─── MATERIAL TO PROCESS ───

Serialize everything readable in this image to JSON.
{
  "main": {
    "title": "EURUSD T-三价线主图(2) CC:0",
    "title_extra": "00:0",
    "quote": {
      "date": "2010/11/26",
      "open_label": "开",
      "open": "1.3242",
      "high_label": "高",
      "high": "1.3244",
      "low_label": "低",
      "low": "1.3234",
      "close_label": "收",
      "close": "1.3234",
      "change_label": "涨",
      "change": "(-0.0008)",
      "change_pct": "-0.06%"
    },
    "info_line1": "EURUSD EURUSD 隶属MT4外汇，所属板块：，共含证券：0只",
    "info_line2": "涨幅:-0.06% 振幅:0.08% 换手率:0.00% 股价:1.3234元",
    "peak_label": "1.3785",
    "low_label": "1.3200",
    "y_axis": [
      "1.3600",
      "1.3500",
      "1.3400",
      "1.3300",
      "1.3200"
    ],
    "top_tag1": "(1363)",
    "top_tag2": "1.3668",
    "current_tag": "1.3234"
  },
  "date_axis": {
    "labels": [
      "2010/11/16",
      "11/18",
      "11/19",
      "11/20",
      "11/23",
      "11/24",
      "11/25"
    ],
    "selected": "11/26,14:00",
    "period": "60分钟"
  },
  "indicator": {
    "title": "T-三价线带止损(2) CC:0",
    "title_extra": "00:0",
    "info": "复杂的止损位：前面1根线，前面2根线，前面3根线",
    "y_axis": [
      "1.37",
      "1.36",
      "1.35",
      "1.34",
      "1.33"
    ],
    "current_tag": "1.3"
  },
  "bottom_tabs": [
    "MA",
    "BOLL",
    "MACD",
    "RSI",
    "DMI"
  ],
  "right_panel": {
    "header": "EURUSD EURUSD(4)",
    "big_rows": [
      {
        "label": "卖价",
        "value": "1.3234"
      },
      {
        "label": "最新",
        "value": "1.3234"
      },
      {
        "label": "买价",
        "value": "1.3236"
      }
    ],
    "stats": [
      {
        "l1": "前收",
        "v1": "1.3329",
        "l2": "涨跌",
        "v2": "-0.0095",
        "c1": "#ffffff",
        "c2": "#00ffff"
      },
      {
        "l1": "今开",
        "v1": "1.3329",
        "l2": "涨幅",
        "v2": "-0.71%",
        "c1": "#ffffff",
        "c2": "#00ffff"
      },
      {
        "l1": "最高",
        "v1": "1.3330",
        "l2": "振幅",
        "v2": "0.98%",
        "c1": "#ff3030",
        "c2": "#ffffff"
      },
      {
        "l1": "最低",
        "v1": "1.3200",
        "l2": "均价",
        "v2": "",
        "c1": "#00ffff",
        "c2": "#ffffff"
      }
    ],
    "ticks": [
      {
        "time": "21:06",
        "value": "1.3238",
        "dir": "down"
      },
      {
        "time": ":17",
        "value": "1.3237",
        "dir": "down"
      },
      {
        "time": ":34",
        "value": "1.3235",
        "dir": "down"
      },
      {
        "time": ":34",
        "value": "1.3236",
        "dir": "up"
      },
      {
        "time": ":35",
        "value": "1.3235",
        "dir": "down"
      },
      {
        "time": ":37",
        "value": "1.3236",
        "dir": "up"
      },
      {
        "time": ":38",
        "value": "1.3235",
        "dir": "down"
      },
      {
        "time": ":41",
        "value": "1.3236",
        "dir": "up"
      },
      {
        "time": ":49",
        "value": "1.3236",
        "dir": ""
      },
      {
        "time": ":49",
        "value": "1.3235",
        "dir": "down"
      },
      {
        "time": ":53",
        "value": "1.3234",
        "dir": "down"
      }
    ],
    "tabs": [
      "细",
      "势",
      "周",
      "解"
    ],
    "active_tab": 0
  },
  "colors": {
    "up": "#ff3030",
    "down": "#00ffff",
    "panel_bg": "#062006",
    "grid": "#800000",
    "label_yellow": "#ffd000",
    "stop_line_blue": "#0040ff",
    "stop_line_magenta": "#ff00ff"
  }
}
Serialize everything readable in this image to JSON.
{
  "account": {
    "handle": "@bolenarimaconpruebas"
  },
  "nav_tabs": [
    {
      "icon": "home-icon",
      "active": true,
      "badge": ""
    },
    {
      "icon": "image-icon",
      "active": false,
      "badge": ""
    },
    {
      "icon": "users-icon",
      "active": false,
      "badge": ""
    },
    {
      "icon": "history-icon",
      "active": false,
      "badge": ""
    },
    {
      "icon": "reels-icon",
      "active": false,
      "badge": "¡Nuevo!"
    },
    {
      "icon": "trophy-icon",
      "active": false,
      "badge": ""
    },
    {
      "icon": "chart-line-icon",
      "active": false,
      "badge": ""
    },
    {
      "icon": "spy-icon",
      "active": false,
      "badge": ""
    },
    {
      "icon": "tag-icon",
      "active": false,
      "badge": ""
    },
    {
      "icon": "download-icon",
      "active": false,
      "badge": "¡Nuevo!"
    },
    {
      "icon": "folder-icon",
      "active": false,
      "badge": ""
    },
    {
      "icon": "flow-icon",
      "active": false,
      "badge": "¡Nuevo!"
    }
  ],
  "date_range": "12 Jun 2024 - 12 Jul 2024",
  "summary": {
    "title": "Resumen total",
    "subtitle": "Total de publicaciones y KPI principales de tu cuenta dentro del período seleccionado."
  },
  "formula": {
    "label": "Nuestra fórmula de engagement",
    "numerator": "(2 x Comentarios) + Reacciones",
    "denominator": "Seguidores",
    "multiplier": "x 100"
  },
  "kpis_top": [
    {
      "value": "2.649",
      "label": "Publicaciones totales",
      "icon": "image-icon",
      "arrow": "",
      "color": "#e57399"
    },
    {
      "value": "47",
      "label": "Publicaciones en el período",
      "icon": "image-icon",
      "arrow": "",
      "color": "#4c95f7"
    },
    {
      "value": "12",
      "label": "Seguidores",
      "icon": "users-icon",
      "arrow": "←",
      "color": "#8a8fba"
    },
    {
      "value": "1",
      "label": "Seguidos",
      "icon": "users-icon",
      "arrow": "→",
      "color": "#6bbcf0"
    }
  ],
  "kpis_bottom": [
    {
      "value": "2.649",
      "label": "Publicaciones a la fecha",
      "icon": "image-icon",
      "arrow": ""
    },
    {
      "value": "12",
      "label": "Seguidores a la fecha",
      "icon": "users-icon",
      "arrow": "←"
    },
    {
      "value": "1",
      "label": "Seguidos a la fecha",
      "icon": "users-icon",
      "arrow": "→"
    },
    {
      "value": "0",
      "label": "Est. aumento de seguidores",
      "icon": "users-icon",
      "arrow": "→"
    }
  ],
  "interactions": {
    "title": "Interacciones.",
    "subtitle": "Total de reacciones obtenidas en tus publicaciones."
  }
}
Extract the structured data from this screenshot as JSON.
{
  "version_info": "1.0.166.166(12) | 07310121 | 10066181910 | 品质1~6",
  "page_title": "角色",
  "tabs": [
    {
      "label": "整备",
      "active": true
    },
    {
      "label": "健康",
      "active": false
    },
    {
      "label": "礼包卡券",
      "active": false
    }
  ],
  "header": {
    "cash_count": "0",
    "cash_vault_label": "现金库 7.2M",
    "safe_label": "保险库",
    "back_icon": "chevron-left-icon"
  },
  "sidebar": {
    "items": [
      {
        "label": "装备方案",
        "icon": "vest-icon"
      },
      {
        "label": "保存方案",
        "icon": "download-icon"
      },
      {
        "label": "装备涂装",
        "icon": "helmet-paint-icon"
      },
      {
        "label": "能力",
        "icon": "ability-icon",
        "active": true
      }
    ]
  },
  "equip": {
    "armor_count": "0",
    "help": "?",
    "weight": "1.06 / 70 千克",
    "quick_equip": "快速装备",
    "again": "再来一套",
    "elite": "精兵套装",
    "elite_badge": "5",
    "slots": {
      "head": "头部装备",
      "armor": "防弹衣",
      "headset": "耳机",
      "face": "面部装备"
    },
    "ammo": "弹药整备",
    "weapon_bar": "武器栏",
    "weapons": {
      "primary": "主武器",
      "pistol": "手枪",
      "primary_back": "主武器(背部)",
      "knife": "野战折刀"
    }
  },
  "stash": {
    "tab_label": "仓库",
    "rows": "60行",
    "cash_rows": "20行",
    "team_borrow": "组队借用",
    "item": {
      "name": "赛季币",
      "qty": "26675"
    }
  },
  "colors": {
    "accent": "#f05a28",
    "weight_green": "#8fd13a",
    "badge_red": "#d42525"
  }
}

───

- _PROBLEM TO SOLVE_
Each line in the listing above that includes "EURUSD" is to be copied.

- _ANSWER TO THE PROBLEM_
    "title": "EURUSD T-三价线主图(2) CC:0",
    "info_line1": "EURUSD EURUSD 隶属MT4外汇，所属板块：，共含证券：0只",
    "header": "EURUSD EURUSD(4)",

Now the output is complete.